  • Residence location
  • Education
  • Medical care and treatment
  • Religion

Because it is important for children to have both parents involved in raising them, some parents opt for split, shared and joint custody arrangements allowing both parents to share in the decision-making process.

When a child resides with only one parent, maintaining the child’s relationship with the other parent can be a challenge. Access or visitation is granted by agreement of the parties or by court order to the noncustodial parent Depending upon a child’s schedule and where the parent being granted access resides, a schedule of days and times for the noncustodial parent to visit with the child is essential to their relationship.

Obtaining temporary child custody
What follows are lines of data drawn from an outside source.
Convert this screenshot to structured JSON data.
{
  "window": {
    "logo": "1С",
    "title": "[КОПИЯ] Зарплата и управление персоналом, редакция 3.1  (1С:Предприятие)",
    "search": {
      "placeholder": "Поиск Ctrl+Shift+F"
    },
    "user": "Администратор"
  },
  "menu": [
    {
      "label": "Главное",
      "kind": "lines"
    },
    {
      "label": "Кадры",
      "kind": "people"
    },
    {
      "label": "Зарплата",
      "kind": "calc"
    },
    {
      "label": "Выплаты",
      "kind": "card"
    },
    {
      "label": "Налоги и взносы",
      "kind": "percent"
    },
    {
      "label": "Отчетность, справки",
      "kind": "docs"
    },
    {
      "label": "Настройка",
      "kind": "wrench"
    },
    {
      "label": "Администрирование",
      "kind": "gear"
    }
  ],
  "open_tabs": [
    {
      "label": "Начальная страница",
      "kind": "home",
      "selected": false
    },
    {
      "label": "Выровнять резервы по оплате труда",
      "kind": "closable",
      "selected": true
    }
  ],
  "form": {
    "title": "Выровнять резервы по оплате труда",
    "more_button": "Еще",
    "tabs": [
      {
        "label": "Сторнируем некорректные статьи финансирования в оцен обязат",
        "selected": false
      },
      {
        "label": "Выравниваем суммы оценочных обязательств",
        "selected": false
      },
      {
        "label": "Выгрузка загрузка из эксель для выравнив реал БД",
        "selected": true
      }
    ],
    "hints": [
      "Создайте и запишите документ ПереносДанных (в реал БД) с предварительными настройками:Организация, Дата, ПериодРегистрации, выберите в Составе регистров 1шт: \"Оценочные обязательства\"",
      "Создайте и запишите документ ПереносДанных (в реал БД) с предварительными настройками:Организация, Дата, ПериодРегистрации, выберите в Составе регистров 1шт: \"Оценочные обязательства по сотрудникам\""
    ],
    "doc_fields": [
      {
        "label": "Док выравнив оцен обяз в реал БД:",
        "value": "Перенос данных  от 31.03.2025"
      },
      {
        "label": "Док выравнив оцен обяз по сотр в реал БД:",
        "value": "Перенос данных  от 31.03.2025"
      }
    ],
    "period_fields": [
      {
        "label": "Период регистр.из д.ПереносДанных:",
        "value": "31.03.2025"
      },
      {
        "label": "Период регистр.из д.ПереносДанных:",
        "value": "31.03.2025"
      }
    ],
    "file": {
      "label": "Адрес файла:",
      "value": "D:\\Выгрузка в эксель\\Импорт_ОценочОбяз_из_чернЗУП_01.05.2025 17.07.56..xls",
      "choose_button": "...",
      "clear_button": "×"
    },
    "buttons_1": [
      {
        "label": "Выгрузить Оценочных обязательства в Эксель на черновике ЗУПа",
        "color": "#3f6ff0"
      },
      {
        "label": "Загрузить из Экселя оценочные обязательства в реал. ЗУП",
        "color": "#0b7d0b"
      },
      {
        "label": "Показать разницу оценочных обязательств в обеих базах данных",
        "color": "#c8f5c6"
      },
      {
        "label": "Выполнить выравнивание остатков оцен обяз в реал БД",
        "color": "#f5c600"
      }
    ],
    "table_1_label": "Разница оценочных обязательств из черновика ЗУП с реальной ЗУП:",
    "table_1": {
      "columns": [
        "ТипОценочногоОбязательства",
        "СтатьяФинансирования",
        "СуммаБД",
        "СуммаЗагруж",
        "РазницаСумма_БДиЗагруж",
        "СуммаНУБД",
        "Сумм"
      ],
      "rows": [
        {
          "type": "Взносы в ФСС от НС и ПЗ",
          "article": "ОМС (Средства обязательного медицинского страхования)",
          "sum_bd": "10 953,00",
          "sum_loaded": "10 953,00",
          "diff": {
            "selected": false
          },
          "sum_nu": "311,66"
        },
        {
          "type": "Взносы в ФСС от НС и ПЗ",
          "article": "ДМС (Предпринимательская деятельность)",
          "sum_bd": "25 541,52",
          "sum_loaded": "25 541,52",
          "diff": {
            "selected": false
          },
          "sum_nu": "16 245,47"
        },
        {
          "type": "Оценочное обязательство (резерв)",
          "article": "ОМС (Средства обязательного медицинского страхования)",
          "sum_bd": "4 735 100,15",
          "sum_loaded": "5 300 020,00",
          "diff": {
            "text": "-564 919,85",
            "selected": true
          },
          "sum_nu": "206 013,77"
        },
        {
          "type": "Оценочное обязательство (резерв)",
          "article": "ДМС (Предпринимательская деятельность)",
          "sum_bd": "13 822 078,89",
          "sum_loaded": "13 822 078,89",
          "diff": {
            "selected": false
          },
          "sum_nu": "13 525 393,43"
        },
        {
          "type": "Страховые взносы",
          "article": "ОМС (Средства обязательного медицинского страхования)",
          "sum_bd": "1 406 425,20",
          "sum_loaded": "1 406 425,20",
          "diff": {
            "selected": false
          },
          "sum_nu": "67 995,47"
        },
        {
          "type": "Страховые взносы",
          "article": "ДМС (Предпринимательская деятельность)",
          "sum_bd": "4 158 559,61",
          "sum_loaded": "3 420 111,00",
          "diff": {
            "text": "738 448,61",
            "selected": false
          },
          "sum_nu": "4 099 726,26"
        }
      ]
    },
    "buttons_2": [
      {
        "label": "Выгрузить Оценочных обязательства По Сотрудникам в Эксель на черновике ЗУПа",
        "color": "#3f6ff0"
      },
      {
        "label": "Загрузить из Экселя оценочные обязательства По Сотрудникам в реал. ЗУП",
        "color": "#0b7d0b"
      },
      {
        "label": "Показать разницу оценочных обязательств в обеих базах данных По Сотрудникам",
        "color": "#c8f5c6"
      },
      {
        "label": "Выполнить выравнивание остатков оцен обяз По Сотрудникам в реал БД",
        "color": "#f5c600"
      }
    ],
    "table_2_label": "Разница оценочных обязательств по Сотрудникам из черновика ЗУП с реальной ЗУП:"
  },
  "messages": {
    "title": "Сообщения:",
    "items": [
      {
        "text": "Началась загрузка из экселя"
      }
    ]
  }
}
The best method of resolving conflicts about child custody is with a negotiated agreement reached by the parents usually with the assistance of lawyers representing and advising each of them. If an agreement cannot be reached, one or both parties may file an application with the family court in Ontario asking a judge to decide custody.

Child custody cases in Ontario begin with an application, a Form 8, filed with the family court. The process takes time before the case is scheduled for a conference in court. A motion is a written request to the court asking it to grant some form of temporary relief before the case is ultimately decided by the court. The law requires proof of the existence of a hardship or urgency requiring action be taken by a judge immediately instead of awaiting the conference date normally assigned to a case.

It is essential for parents to keep in mind that the criteria judges use in making custody decisions, including those regarding requests for temporary child custody, is the best interests of the child. Factors a judge may take into consideration to determine what is in a child’s best interests include the following:

  • Love, affection and emotional bonds between the child and each parent
  • Preferences, if any, of the child
  • The amount of time child has lived in a stable environment
  • Parenting abilities of each of the parties
  • Plans parents present for the child
  • Stability of the parent and the home where child will reside
  • Relationship between child and parent seeking custody

Courts take into consideration when granting permanent or temporary child custody evidence of a parent’s past violent or abusive behaviour if it was directed toward the other parent, the child or another member of the household.

Get advice and guidance from a lawyer

Petitioning for temporary child custody is too important to attempt without legal advice and representation from a lawyer thoroughly familiar and experienced with family law matters. A lawyer evaluation of the facts and circumstances may provide options for resolving child custody issues.